To break things down even more, these tech companies currently should be paying you 15.1% – the rate that was set by the CRB for 2022, in the last CRB proceeding called Phono III. But instead, Spotify, Amazon, Google and Pandora have spent more than four years appealing that ruling. While the appeal plays out, they’re still paying the rate set by the CRB for 2017 – just 10.5%. That’s an appallingly low rate. And now, some of the biggest and most valuable companies in the world are pushing to extend that 10.5% rate for the next five-year period.

On behalf of all songwriters, music publishers and other trade associations, the National Music Publishers’ Association (NMPA), the Nashville Songwriters Association International (NSAI) and Songwriters of North America (SONA) are advocating for an increase to 20% in Phono IV.

We’ve been actively involved in this rate proceeding with a seat on the NMPA Board and representation on various working groups, alongside our own writers and board members Liz Rose and Ross Golan.

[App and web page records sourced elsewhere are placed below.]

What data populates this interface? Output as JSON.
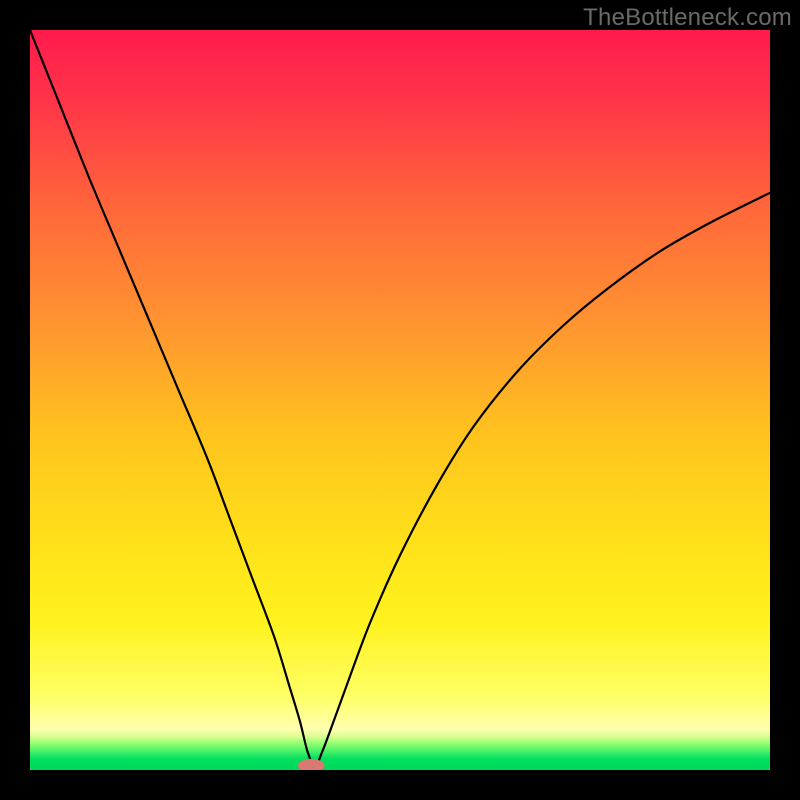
{
  "watermark": "TheBottleneck.com",
  "chart_data": {
    "type": "line",
    "title": "",
    "xlabel": "",
    "ylabel": "",
    "xlim": [
      0,
      100
    ],
    "ylim": [
      0,
      100
    ],
    "grid": false,
    "legend": false,
    "notes": "Background is a vertical gradient from red (top) through orange and yellow to pale-yellow near the bottom, with a thin bright-green band at the very bottom. A single black V-shaped curve dips to ~0 near x≈38 with a small salmon marker at the minimum.",
    "gradient_stops": [
      {
        "offset": 0.0,
        "color": "#ff1a4d"
      },
      {
        "offset": 0.1,
        "color": "#ff3648"
      },
      {
        "offset": 0.25,
        "color": "#ff6a3a"
      },
      {
        "offset": 0.4,
        "color": "#ff9530"
      },
      {
        "offset": 0.55,
        "color": "#ffc41e"
      },
      {
        "offset": 0.7,
        "color": "#ffe21a"
      },
      {
        "offset": 0.8,
        "color": "#fff21e"
      },
      {
        "offset": 0.9,
        "color": "#ffff66"
      },
      {
        "offset": 0.945,
        "color": "#ffffb0"
      },
      {
        "offset": 0.955,
        "color": "#d8ff90"
      },
      {
        "offset": 0.965,
        "color": "#8cff70"
      },
      {
        "offset": 0.985,
        "color": "#00e060"
      },
      {
        "offset": 1.0,
        "color": "#00d858"
      }
    ],
    "series": [
      {
        "name": "curve",
        "color": "#000000",
        "stroke_width": 2.2,
        "x": [
          0,
          4,
          8,
          12,
          16,
          20,
          24,
          27,
          30,
          33,
          35,
          36.5,
          37.5,
          38.5,
          39.5,
          41,
          43,
          46,
          50,
          55,
          60,
          66,
          72,
          78,
          85,
          92,
          100
        ],
        "y": [
          100,
          90,
          80,
          70.5,
          61,
          51.5,
          42,
          34,
          26,
          18,
          11.5,
          6.5,
          2.5,
          0.5,
          2.5,
          6.5,
          12,
          20,
          29,
          38.5,
          46.5,
          54,
          60,
          65,
          70,
          74,
          78
        ]
      }
    ],
    "marker": {
      "x": 38,
      "y": 0.6,
      "rx": 1.8,
      "ry": 0.9,
      "color": "#d97a72"
    }
  }
}
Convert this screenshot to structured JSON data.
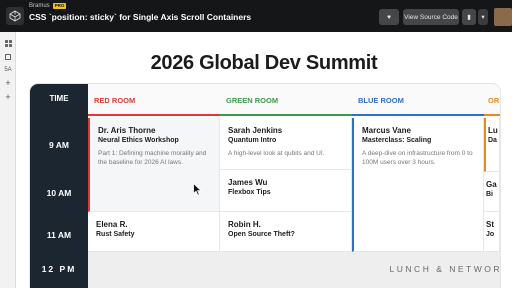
{
  "header": {
    "brand": "Bramus",
    "badge": "PRO",
    "pen_title": "CSS `position: sticky` for Single Axis Scroll Containers",
    "view_source_label": "View Source Code",
    "heart_glyph": "♥",
    "bookmark_glyph": "▮",
    "caret_glyph": "▾"
  },
  "rail": {
    "items": [
      {
        "icon": "grid-icon"
      },
      {
        "icon": "tiles-icon"
      },
      {
        "icon": "label",
        "text": "5A"
      },
      {
        "icon": "plus-icon",
        "text": "+"
      },
      {
        "icon": "add-icon",
        "text": "+"
      }
    ]
  },
  "page": {
    "title": "2026 Global Dev Summit"
  },
  "schedule": {
    "time_header": "TIME",
    "times": [
      "9 AM",
      "10 AM",
      "11 AM",
      "12 PM"
    ],
    "rooms": [
      {
        "name": "RED ROOM",
        "color": "#d93a3a"
      },
      {
        "name": "GREEN ROOM",
        "color": "#3a9a4a"
      },
      {
        "name": "BLUE ROOM",
        "color": "#2f6fc4"
      },
      {
        "name": "OR",
        "color": "#e38a24"
      }
    ],
    "sessions": [
      {
        "speaker": "Dr. Aris Thorne",
        "title": "Neural Ethics Workshop",
        "description": "Part 1: Defining machine morality and the baseline for 2026 AI laws."
      },
      {
        "speaker": "Sarah Jenkins",
        "title": "Quantum Intro",
        "description": "A high-level look at qubits and UI."
      },
      {
        "speaker": "Marcus Vane",
        "title": "Masterclass: Scaling",
        "description": "A deep-dive on infrastructure from 0 to 100M users over 3 hours."
      },
      {
        "speaker": "Lu",
        "title": "Da",
        "description": ""
      },
      {
        "speaker": "James Wu",
        "title": "Flexbox Tips",
        "description": ""
      },
      {
        "speaker": "Ga",
        "title": "Bi",
        "description": ""
      },
      {
        "speaker": "Elena R.",
        "title": "Rust Safety",
        "description": ""
      },
      {
        "speaker": "Robin H.",
        "title": "Open Source Theft?",
        "description": ""
      },
      {
        "speaker": "St",
        "title": "Jo",
        "description": ""
      }
    ],
    "lunch_label": "LUNCH & NETWOR"
  }
}
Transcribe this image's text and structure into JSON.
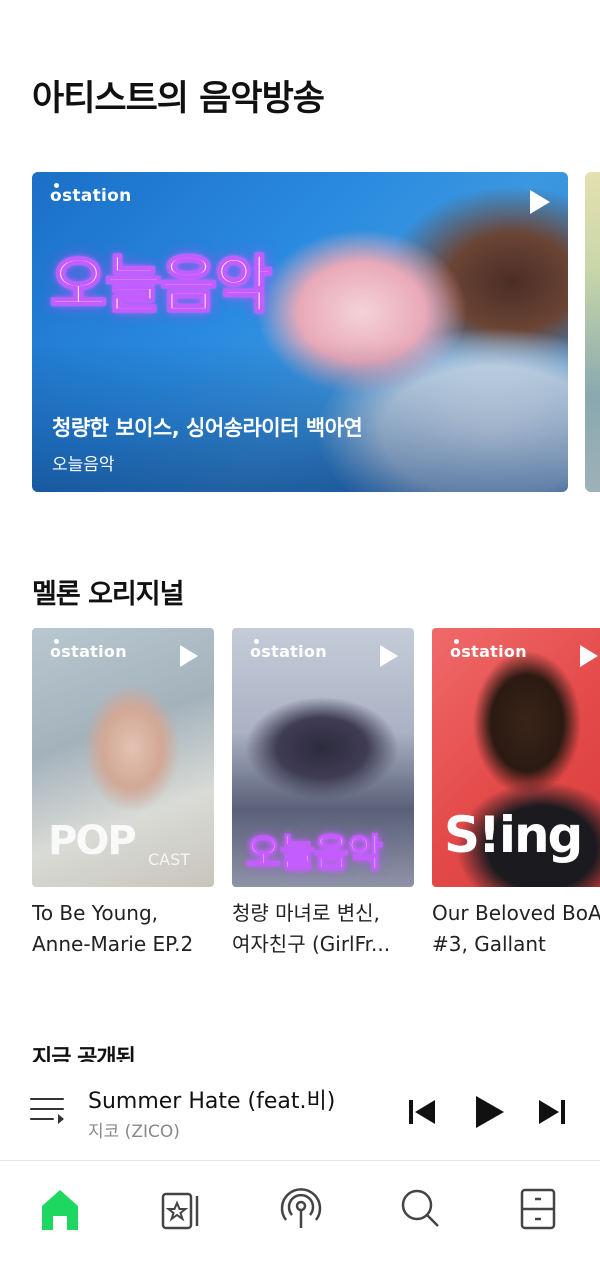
{
  "sections": {
    "artist_broadcast_title": "아티스트의 음악방송",
    "melon_original_title": "멜론 오리지널",
    "now_released_title": "지금 공개된"
  },
  "featured": {
    "brand": "station",
    "art_text": "오늘음악",
    "title": "청량한 보이스, 싱어송라이터 백아연",
    "subtitle": "오늘음악"
  },
  "originals": [
    {
      "brand": "station",
      "art_logo": "POP",
      "art_logo_suffix": "CAST",
      "caption_line1": "To Be Young,",
      "caption_line2": "Anne-Marie EP.2"
    },
    {
      "brand": "station",
      "art_text": "오늘음악",
      "caption_line1": "청량 마녀로 변신,",
      "caption_line2": "여자친구 (GirlFr..."
    },
    {
      "brand": "station",
      "art_logo": "S!ing",
      "caption_line1": "Our Beloved BoA",
      "caption_line2": "#3, Gallant"
    }
  ],
  "player": {
    "song_title": "Summer Hate (feat.비)",
    "artist": "지코 (ZICO)"
  },
  "nav": {
    "active": "home",
    "items": [
      "home-icon",
      "library-icon",
      "station-icon",
      "search-icon",
      "drawer-icon"
    ]
  },
  "colors": {
    "accent_green": "#1ed760",
    "text_primary": "#111111",
    "text_secondary": "#888888"
  }
}
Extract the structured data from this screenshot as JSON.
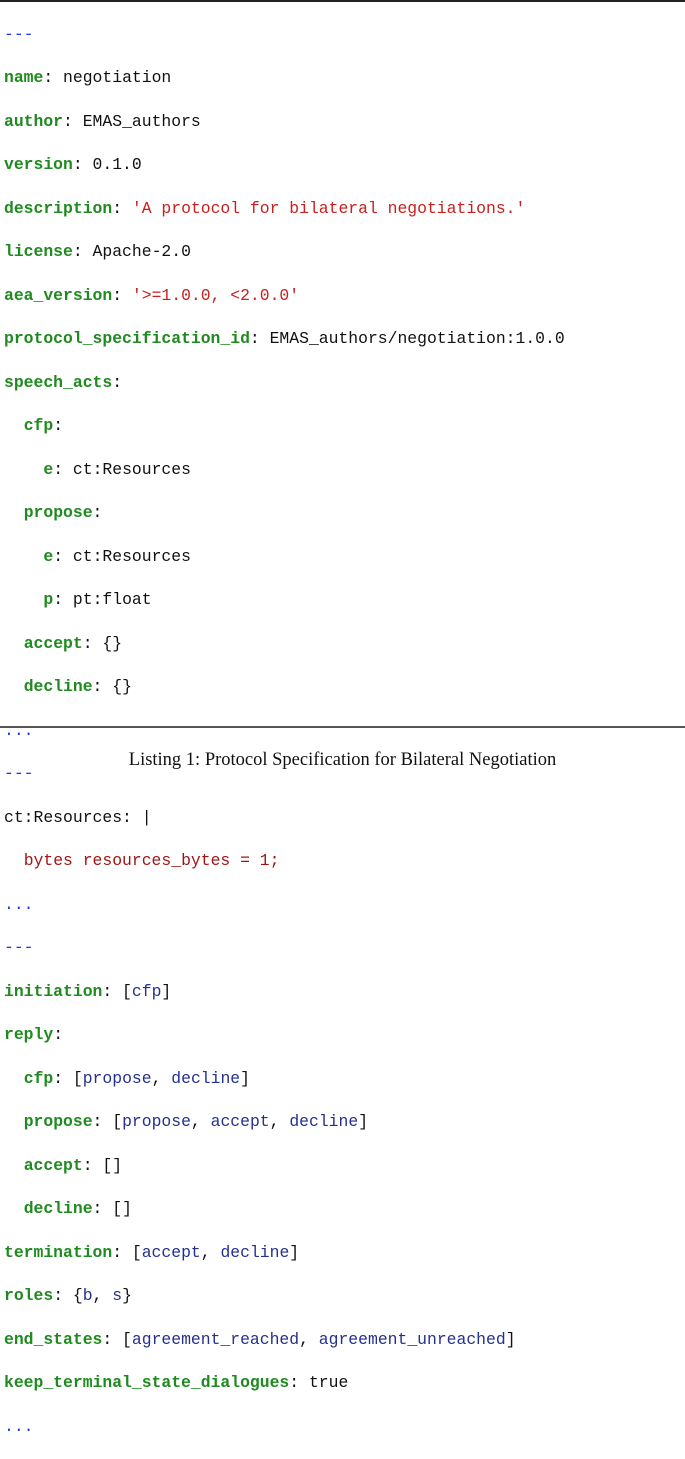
{
  "listing": {
    "doc_start": "---",
    "doc_end": "...",
    "header": {
      "name_key": "name",
      "name_val": "negotiation",
      "author_key": "author",
      "author_val": "EMAS_authors",
      "version_key": "version",
      "version_val": "0.1.0",
      "description_key": "description",
      "description_val": "'A protocol for bilateral negotiations.'",
      "license_key": "license",
      "license_val": "Apache-2.0",
      "aea_version_key": "aea_version",
      "aea_version_val": "'>=1.0.0, <2.0.0'",
      "protocol_id_key": "protocol_specification_id",
      "protocol_id_val": "EMAS_authors/negotiation:1.0.0",
      "speech_acts_key": "speech_acts",
      "cfp_key": "cfp",
      "cfp_e_key": "e",
      "cfp_e_val": "ct:Resources",
      "propose_key": "propose",
      "propose_e_key": "e",
      "propose_e_val": "ct:Resources",
      "propose_p_key": "p",
      "propose_p_val": "pt:float",
      "accept_key": "accept",
      "accept_val": "{}",
      "decline_key": "decline",
      "decline_val": "{}"
    },
    "custom_types": {
      "type_key": "ct:Resources:",
      "type_pipe": "|",
      "body": "bytes resources_bytes = 1;"
    },
    "dialogue": {
      "initiation_key": "initiation",
      "initiation_items": [
        "cfp"
      ],
      "reply_key": "reply",
      "reply_cfp_key": "cfp",
      "reply_cfp_items": [
        "propose",
        "decline"
      ],
      "reply_propose_key": "propose",
      "reply_propose_items": [
        "propose",
        "accept",
        "decline"
      ],
      "reply_accept_key": "accept",
      "reply_accept_val": "[]",
      "reply_decline_key": "decline",
      "reply_decline_val": "[]",
      "termination_key": "termination",
      "termination_items": [
        "accept",
        "decline"
      ],
      "roles_key": "roles",
      "roles_items": [
        "b",
        "s"
      ],
      "end_states_key": "end_states",
      "end_states_items": [
        "agreement_reached",
        "agreement_unreached"
      ],
      "keep_key": "keep_terminal_state_dialogues",
      "keep_val": "true"
    }
  },
  "caption": "Listing 1: Protocol Specification for Bilateral Negotiation",
  "colors": {
    "key": "#1f8a1f",
    "string": "#c8201c",
    "marker": "#1f3bdc",
    "value": "#23308f",
    "proto": "#9c1512"
  }
}
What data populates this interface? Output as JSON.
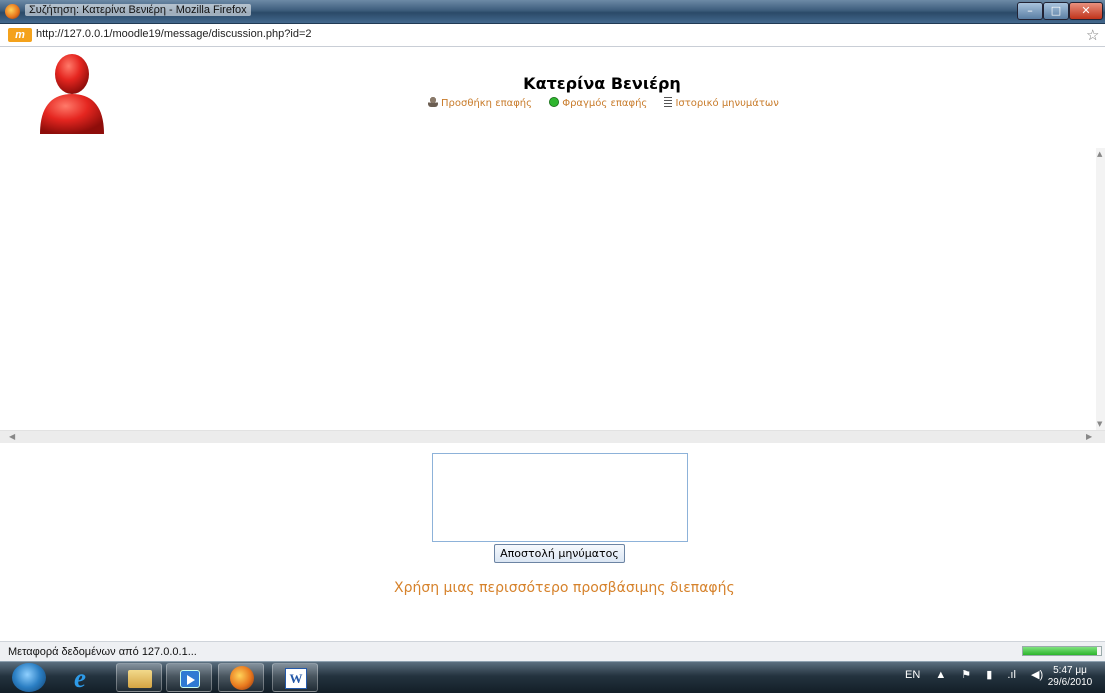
{
  "window": {
    "title": "Συζήτηση: Κατερίνα Βενιέρη - Mozilla Firefox",
    "minimize_glyph": "–",
    "maximize_glyph": "□",
    "close_glyph": "✕"
  },
  "address_bar": {
    "site_icon_text": "m",
    "url": "http://127.0.0.1/moodle19/message/discussion.php?id=2",
    "bookmark_glyph": "☆"
  },
  "contact": {
    "name": "Κατερίνα Βενιέρη",
    "avatar_color": "#e52620"
  },
  "actions": [
    {
      "label": "Προσθήκη επαφής",
      "icon": "add-contact-icon"
    },
    {
      "label": "Φραγμός επαφής",
      "icon": "block-contact-icon"
    },
    {
      "label": "Ιστορικό μηνυμάτων",
      "icon": "history-icon"
    }
  ],
  "message_form": {
    "input_value": "",
    "send_label": "Αποστολή μηνύματος"
  },
  "accessible_link": "Χρήση μιας περισσότερο προσβάσιμης διεπαφής",
  "status_bar": {
    "text": "Μεταφορά δεδομένων από 127.0.0.1...",
    "progress_fraction": 0.95,
    "progress_color": "#2cb52c"
  },
  "taskbar": {
    "apps": [
      "Internet Explorer",
      "Windows Explorer",
      "Windows Media Player",
      "Mozilla Firefox",
      "Microsoft Word"
    ],
    "language": "EN",
    "time": "5:47 μμ",
    "date": "29/6/2010"
  },
  "colors": {
    "link_orange": "#d6822b",
    "action_orange": "#c87b2a"
  }
}
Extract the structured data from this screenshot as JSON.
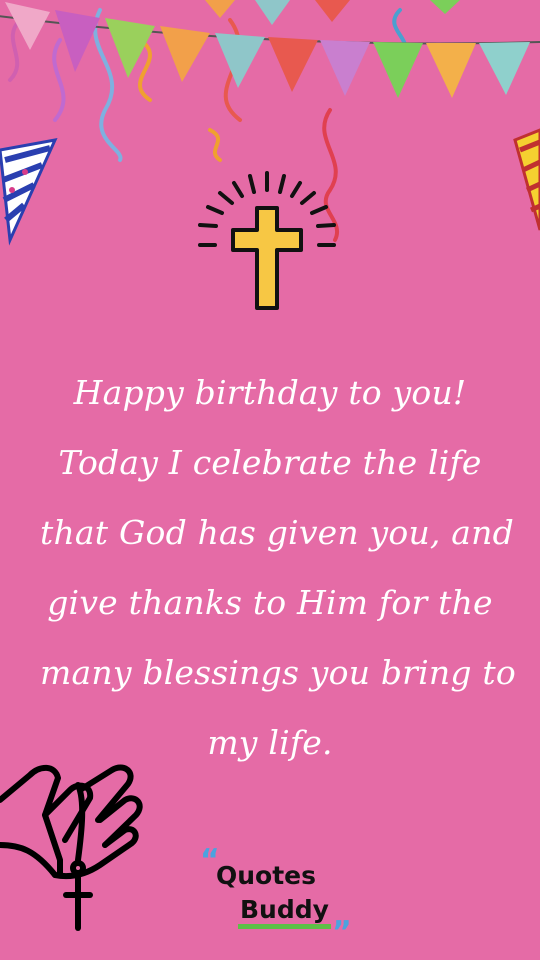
{
  "background_color": "#e56ba6",
  "message": {
    "lines": [
      "Happy birthday to you!",
      "Today I celebrate the life",
      "that God has given you, and",
      "give thanks to Him for the",
      "many blessings you bring to",
      "my life."
    ]
  },
  "logo": {
    "open_quote": "“",
    "word1": "Quotes",
    "word2": "Buddy",
    "close_quote": "”",
    "quote_color": "#4aa3df",
    "underline_color": "#5ec046"
  },
  "decorations": {
    "top": "bunting-flags-icon",
    "left_top": "party-hat-icon",
    "right_top": "party-hat-icon",
    "center": "cross-icon",
    "bottom_left": "praying-hands-rosary-icon",
    "bunting_colors": [
      "#f0a8c8",
      "#9ad05c",
      "#f2a04a",
      "#8fc6c9",
      "#e8594f",
      "#c97fcf",
      "#7bcf5a",
      "#f3b04a",
      "#8fd0cc"
    ]
  }
}
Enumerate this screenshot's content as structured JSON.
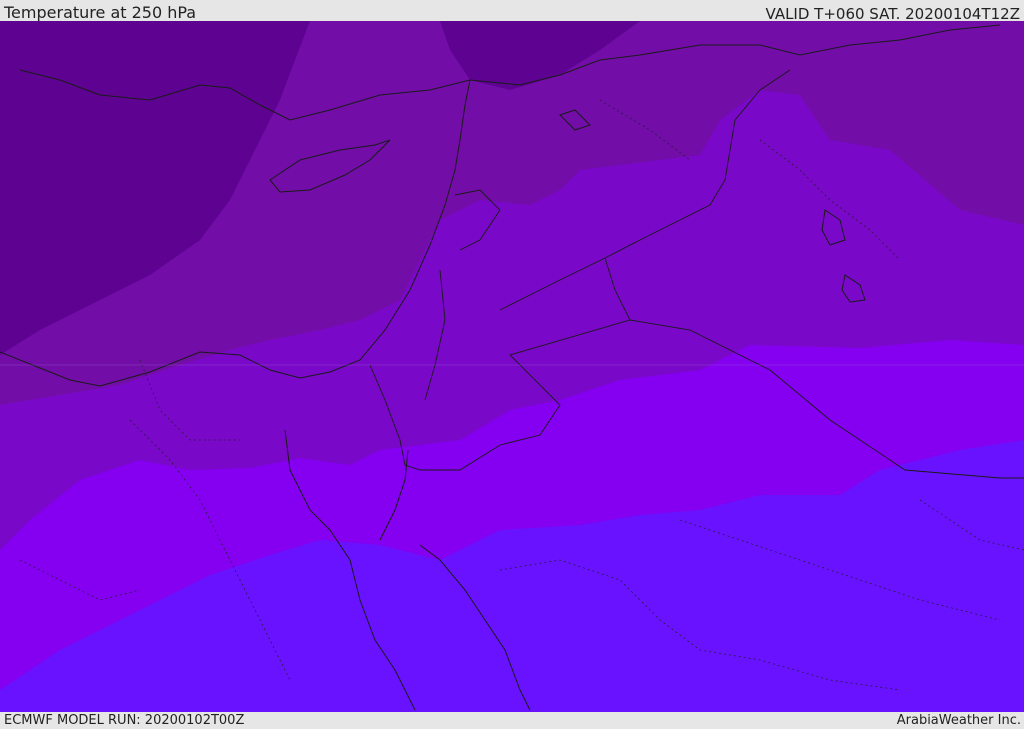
{
  "header": {
    "title": "Temperature at 250 hPa",
    "valid": "VALID T+060 SAT. 20200104T12Z"
  },
  "footer": {
    "model_run": "ECMWF MODEL RUN: 20200102T00Z",
    "credit": "ArabiaWeather Inc."
  },
  "map": {
    "region": "Eastern Mediterranean and Middle East",
    "field_colors": [
      "#5e0391",
      "#730da8",
      "#7a08c8",
      "#8500f0",
      "#6912ff"
    ],
    "border_color": "#1a1a1a"
  }
}
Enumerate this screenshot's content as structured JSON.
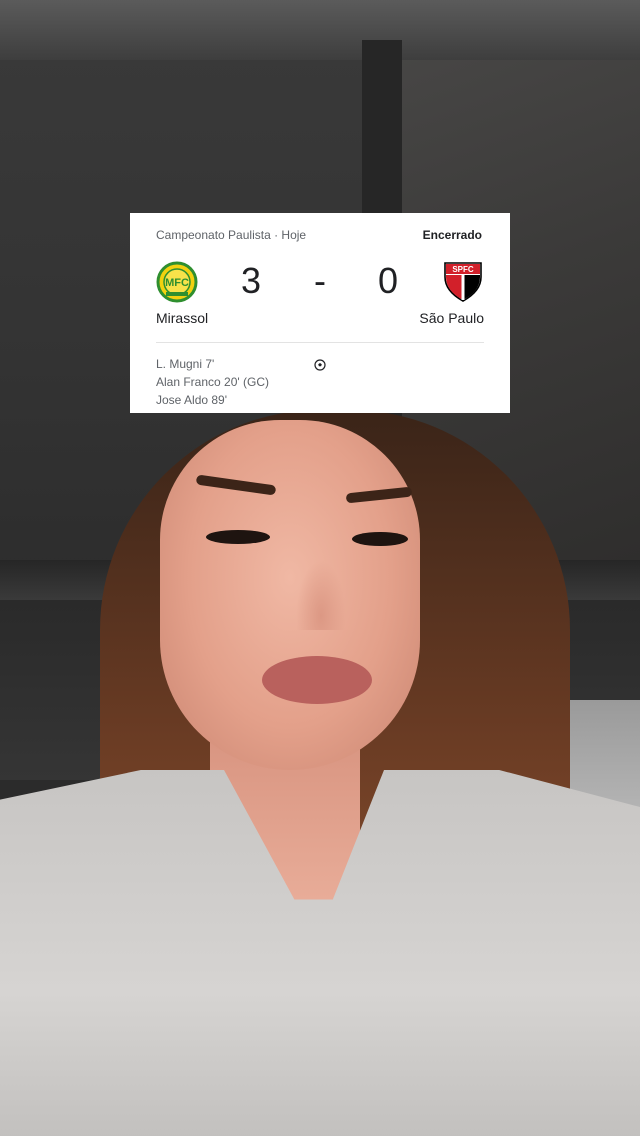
{
  "match_card": {
    "competition": "Campeonato Paulista · Hoje",
    "status": "Encerrado",
    "home": {
      "name": "Mirassol",
      "score": "3",
      "logo_text": "MFC",
      "logo_icon": "mirassol-crest-icon"
    },
    "away": {
      "name": "São Paulo",
      "score": "0",
      "logo_text": "SPFC",
      "logo_icon": "sao-paulo-crest-icon"
    },
    "separator": "-",
    "goal_icon": "soccer-ball-icon",
    "scorers": [
      "L. Mugni 7'",
      "Alan Franco 20' (GC)",
      "Jose Aldo 89'"
    ]
  },
  "colors": {
    "card_bg": "#ffffff",
    "primary_text": "#202124",
    "secondary_text": "#5f6368",
    "mirassol_yellow": "#f2d10f",
    "mirassol_green": "#2f8f2f",
    "spfc_red": "#d2202a",
    "spfc_black": "#000000"
  }
}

Several songwriter witnesses will also testify to the CRB about everything that goes into writing a song and how the streaming services’ efforts to devalue the works of songwriters is potentially devastating.

Many of you rely on songwriting as your primary source of income, and we’re doing everything in our power to achieve a positive outcome. Without songwriters, we wouldn’t have songs or streaming services – there’d be no music business at all. You deserve this pay raise and more.

Over the next few months, we encourage you all to raise awareness around this important issue and help spread the word throughout the broader songwriting community. Your voice matters most in this debate.

We’re hopeful the CRB will make the right determinations that support the best interests of music creators like you. No matter the outcome, we’ll continue to work tirelessly to support and defend your rights and create new opportunities for your songs.

In addition to your A&R team, we’re always available if you have thoughts or questions. You can also follow the NMPA, NSAI and SONA for important updates, and you’ll be hearing from us again soon as we get closer to the next steps in Phono III and Phono IV.

Guy & Carianne